Great films don’t need to be shot on a huge budget. Sometimes the pressures of a low budget can force a director to be more creative, seek innovations and the result is often breathtakingly different. These two films – Little Feet and The Strange Little Cat – screened at Birmingham’s 2014 Flatpack Festival are a case in point. Little Feet cost just $11,000 to make, while experimental film The Strange Little Cat was made on just 12,000 Euros.



Little Feet

Alexandre Rockwell’s latest 60 minute feature film about the resilience of children, Little Feet, saw its UK premiere at Flatpack. Shot on a micro budget, the independent director of In The Soup (starring Steve Buscemi) recently turned to crowd funding to raise extra cash for the film’s finishing touches. Achieving his target and more, the film is now in the final stages of development needed to take it to wider audiences.

Little Feet is a black and white wonder, co-written with Rockwell’s eight year old daughter Lana who also stars. It’s a magical piece of cinema that takes viewers back to the freedoms of childhood as Lana and her brother Nico embark on a journey to release their goldfish into the sea following the death of their mother. Shot on Rockwell’s Bolex camera converted to Super 16, the cinematography infuses Little Feet with melancholy without ever overshadowing the children’s sense of adventure. You can check out the trailer above and read my full review of the film over at Gorilla Film Magazine.

The Strange Little Cat

The Strange Little Cat is an unusual German film frequently shot at the mid close up range as if through the eyes of a child. The world through these eyes is strange, often alien and frequently jarring. Set almost entirely in the confines of a small apartment, family members discuss recent day to day events, highlighting the world’s simplest and most complex puzzles. Why does dropped orange peel always land white side up? And how can we be lonely when we’re surrounded by people?

Director Ramon Zürcher uses surprising camera angles and domestic sounds to create a sense of unease and describes his experimental film as ‘horror without any horror’. Take a look at the trailer below. You can read my full review of this special little film over at Gorilla Film Magazine.

The Strange Little Cat: SFIFF 56 Trailer from San Francisco Film Society on Vimeo.

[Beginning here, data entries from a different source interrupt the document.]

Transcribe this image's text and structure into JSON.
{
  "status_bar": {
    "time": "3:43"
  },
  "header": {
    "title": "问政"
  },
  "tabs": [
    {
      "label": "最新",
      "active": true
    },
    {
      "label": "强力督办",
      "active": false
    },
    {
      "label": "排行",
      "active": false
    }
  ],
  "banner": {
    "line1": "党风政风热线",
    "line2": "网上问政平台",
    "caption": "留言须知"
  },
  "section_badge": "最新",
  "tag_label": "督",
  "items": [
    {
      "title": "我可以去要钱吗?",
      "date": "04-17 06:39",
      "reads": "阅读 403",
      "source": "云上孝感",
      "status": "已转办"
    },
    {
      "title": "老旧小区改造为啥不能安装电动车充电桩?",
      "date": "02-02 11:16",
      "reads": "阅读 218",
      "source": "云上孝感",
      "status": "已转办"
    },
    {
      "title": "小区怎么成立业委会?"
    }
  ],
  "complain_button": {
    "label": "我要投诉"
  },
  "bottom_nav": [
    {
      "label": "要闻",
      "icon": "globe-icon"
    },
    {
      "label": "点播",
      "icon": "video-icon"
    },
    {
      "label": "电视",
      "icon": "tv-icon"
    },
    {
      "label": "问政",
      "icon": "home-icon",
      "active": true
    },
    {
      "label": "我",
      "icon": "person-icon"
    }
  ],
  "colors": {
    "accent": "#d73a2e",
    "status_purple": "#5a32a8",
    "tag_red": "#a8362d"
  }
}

Both of these low budget feature films are exceptional viewing, packed with cinematic joys, innovation and creativity. With its beautiful soundtrack, Little Feet even sits in my top five films of this year. The Strange Little Cat is more challenging in its unusual style but is thought provoking cinema, offering plenty of ideas to mull over after the credits roll.